◆ **ABOUT THIS EXERCISE**:
Please filter the data down to the lines that include the word "JSON" and copy them.

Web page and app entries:
★ ★ ★ ★

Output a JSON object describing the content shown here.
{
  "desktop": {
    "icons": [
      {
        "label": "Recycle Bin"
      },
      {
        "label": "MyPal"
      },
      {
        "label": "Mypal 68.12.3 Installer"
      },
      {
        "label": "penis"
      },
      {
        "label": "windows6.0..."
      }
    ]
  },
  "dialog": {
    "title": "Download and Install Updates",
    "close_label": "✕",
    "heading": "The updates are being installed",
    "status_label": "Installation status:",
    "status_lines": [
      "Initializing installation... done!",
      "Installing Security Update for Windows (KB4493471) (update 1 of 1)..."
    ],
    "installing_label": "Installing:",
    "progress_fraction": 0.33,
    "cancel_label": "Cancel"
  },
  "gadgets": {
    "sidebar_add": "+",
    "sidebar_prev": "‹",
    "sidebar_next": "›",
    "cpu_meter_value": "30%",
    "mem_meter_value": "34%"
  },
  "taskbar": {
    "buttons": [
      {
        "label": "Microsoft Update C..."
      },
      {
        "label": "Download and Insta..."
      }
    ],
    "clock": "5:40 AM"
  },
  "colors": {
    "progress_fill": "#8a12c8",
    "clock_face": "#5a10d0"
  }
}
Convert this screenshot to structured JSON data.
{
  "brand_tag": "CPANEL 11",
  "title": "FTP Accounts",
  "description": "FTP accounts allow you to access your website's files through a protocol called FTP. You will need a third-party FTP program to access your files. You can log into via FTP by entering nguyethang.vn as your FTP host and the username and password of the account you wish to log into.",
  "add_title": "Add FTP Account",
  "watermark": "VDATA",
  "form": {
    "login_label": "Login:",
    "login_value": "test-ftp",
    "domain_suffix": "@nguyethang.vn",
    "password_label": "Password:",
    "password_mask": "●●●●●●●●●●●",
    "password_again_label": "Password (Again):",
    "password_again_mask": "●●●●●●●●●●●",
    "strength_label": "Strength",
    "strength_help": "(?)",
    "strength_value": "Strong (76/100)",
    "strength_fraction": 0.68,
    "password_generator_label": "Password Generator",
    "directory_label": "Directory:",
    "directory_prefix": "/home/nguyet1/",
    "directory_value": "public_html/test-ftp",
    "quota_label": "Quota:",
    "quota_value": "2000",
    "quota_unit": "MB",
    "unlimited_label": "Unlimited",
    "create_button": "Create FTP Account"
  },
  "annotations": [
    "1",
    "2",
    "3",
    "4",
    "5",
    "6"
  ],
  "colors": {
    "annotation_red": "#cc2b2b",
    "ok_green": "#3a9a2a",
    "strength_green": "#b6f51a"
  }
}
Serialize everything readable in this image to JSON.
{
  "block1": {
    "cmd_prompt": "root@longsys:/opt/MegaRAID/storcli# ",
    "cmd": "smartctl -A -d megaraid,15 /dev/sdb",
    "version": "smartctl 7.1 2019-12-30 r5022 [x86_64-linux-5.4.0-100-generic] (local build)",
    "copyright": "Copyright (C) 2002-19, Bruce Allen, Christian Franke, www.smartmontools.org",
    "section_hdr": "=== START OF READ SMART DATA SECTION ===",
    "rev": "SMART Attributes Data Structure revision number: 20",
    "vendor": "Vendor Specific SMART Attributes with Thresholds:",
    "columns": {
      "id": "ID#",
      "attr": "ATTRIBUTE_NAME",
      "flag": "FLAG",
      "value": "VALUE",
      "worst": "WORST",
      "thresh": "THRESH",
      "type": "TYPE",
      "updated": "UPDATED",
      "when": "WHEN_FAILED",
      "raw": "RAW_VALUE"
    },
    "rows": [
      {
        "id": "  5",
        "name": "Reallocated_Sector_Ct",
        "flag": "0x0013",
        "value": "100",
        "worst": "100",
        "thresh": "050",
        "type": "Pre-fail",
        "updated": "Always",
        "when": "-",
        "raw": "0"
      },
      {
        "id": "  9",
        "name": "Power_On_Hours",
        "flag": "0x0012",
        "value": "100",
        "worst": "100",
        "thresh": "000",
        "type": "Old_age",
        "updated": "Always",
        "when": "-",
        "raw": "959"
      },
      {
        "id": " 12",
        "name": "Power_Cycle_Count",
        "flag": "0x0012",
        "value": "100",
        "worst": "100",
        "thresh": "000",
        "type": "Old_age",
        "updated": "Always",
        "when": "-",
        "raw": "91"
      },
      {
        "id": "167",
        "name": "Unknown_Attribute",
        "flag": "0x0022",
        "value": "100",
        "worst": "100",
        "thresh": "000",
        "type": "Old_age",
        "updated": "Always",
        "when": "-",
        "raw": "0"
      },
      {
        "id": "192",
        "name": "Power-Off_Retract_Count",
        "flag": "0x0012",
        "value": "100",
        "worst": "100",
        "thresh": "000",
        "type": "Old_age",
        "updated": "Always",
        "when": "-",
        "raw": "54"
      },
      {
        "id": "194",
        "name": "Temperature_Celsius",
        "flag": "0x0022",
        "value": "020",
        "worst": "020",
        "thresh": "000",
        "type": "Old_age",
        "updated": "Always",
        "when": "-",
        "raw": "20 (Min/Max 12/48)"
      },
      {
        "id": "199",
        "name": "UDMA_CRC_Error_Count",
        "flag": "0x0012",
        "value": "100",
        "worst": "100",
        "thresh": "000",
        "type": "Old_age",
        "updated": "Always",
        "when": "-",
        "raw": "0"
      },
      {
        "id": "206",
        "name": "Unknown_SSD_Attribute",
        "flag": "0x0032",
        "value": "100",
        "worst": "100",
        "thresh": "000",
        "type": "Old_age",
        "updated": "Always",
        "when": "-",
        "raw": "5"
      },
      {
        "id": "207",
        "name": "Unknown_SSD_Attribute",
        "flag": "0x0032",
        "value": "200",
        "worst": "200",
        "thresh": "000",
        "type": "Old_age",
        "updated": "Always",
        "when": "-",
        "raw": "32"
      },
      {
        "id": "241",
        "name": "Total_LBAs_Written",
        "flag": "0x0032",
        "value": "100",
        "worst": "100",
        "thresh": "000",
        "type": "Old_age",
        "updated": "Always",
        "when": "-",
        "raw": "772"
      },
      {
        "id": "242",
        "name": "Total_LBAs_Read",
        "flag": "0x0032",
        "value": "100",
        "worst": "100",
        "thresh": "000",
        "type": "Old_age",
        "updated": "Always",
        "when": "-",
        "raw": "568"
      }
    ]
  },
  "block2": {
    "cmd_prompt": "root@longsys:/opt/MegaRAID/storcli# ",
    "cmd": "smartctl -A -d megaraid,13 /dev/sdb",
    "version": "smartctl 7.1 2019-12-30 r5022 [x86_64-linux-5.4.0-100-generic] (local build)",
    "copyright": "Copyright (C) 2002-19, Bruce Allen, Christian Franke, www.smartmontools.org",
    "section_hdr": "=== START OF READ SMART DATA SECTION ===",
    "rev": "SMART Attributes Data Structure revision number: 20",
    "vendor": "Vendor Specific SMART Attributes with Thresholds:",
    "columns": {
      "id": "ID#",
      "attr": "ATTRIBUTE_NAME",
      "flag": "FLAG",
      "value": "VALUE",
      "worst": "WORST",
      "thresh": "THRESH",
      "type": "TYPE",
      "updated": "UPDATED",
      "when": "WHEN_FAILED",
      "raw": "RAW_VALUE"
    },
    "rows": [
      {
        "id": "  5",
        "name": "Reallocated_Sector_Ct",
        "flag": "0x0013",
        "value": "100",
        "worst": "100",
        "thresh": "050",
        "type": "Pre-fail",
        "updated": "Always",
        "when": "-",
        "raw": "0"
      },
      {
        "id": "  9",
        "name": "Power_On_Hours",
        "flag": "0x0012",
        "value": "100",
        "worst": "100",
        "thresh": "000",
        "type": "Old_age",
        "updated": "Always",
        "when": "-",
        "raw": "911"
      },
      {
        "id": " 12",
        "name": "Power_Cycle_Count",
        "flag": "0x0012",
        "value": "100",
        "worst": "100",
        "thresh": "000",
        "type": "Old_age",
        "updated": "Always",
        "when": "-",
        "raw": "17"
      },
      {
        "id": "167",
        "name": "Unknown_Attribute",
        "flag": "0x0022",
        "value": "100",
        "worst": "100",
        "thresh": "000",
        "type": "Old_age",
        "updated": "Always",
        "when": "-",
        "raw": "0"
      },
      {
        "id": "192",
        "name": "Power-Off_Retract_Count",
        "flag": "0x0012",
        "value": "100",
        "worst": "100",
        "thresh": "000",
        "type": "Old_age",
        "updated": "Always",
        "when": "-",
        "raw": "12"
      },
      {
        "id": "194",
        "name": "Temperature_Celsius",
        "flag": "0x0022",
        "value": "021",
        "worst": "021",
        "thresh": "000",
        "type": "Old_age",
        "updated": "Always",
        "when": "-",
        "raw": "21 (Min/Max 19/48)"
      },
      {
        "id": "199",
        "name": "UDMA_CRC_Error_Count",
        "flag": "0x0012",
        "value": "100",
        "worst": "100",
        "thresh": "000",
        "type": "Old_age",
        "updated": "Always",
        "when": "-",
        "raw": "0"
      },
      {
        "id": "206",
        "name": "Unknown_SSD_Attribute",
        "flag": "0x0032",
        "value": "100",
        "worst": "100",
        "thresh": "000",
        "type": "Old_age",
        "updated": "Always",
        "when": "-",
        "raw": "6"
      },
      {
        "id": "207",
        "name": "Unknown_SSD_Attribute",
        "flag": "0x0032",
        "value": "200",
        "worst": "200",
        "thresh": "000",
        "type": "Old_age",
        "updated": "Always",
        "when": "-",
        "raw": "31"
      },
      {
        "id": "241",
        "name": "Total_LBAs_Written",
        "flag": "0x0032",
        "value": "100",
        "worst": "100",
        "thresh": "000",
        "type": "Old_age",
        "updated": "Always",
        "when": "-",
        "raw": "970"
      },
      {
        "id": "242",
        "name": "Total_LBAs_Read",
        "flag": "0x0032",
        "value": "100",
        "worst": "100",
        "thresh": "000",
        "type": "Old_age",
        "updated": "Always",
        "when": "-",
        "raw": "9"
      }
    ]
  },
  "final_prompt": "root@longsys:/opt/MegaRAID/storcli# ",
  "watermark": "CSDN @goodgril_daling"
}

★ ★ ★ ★

◆ **ANSWER TO THE PROBLEM**:
Output a JSON object describing the content shown here.
Convert this screenshot to structured JSON data.
Serialize everything readable in this image to JSON.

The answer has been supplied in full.